== DESCRIPTION OF THE TASK ==
Answer with a number only, stating how many lines of the records hold the word "this".

##############################

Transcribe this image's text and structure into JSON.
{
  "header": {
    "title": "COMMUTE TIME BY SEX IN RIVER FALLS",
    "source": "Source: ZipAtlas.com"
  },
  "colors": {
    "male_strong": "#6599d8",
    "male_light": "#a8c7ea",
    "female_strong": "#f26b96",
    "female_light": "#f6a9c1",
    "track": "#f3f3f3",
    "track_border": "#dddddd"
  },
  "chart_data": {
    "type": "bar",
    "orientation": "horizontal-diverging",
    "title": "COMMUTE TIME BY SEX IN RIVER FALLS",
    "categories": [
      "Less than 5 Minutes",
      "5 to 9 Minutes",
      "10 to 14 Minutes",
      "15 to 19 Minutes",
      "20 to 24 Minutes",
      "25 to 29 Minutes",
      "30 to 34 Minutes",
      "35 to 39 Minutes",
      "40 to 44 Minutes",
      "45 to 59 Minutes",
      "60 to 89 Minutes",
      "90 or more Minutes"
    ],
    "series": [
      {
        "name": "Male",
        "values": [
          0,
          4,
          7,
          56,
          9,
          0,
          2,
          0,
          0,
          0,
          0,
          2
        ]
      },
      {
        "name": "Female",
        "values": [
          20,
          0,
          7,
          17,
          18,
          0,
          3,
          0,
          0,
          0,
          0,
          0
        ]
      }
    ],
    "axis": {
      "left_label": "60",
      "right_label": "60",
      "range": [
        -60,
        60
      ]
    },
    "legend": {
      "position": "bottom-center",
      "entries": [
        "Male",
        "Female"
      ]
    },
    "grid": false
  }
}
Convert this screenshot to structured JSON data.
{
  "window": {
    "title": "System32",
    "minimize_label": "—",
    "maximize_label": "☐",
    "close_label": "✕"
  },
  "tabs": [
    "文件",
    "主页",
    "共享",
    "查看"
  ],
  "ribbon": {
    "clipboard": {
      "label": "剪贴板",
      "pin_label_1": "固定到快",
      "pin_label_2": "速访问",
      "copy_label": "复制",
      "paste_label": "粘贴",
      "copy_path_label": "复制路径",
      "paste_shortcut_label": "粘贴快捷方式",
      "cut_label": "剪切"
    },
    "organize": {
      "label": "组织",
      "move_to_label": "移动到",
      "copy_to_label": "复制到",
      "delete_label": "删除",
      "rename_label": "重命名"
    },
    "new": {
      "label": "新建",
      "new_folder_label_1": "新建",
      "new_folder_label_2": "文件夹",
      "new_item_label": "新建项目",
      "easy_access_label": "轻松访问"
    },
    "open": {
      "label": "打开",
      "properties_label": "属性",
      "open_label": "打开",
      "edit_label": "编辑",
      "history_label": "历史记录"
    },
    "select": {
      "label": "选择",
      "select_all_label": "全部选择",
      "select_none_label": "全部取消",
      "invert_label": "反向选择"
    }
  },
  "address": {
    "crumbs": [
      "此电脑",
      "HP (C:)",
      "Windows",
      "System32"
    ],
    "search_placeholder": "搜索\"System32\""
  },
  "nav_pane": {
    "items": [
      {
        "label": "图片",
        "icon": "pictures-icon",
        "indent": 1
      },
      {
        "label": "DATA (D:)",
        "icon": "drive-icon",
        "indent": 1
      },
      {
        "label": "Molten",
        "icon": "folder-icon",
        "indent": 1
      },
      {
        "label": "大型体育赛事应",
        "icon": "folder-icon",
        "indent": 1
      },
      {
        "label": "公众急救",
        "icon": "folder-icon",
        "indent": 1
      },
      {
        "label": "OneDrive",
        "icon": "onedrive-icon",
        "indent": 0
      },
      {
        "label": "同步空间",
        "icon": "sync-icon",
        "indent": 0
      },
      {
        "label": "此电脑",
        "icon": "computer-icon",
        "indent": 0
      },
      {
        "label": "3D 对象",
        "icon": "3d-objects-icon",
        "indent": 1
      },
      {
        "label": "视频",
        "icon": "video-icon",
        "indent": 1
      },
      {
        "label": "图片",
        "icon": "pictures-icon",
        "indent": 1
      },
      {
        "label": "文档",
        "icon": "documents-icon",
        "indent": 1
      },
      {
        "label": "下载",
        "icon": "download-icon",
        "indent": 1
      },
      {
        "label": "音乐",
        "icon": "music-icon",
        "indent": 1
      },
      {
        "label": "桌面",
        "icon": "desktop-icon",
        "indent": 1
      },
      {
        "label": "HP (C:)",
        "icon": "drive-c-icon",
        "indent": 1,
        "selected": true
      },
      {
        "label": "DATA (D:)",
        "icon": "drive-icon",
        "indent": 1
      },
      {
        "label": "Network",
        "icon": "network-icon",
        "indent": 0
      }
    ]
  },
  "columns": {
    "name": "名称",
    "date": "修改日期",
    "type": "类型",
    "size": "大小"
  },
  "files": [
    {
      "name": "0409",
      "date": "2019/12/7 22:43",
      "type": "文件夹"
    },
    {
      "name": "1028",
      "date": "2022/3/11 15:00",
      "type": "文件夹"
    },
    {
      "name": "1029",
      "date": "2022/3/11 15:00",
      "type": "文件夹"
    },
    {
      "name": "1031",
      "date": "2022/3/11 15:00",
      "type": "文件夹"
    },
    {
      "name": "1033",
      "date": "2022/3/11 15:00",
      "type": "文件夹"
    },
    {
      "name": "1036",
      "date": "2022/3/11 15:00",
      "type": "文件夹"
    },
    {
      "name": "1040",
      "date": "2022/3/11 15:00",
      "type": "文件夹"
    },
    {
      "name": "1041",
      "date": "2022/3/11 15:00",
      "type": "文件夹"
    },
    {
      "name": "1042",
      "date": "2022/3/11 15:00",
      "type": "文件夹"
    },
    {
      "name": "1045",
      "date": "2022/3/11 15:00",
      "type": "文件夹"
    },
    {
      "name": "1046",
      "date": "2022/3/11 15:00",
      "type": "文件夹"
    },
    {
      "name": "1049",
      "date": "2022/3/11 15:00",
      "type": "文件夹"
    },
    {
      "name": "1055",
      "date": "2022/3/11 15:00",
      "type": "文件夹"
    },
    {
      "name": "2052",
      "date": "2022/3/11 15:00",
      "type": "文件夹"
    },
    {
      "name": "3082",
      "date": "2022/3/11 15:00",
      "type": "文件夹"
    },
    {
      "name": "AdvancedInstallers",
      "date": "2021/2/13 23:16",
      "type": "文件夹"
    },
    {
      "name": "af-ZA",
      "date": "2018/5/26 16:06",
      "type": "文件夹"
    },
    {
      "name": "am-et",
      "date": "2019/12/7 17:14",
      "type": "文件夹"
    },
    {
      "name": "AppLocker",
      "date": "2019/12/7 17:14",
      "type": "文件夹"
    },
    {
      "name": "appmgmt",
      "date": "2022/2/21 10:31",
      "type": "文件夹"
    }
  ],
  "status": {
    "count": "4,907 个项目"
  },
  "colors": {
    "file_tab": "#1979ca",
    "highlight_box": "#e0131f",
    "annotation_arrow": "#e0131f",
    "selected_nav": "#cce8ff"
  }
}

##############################

== EXERCISE ANSWER ==
2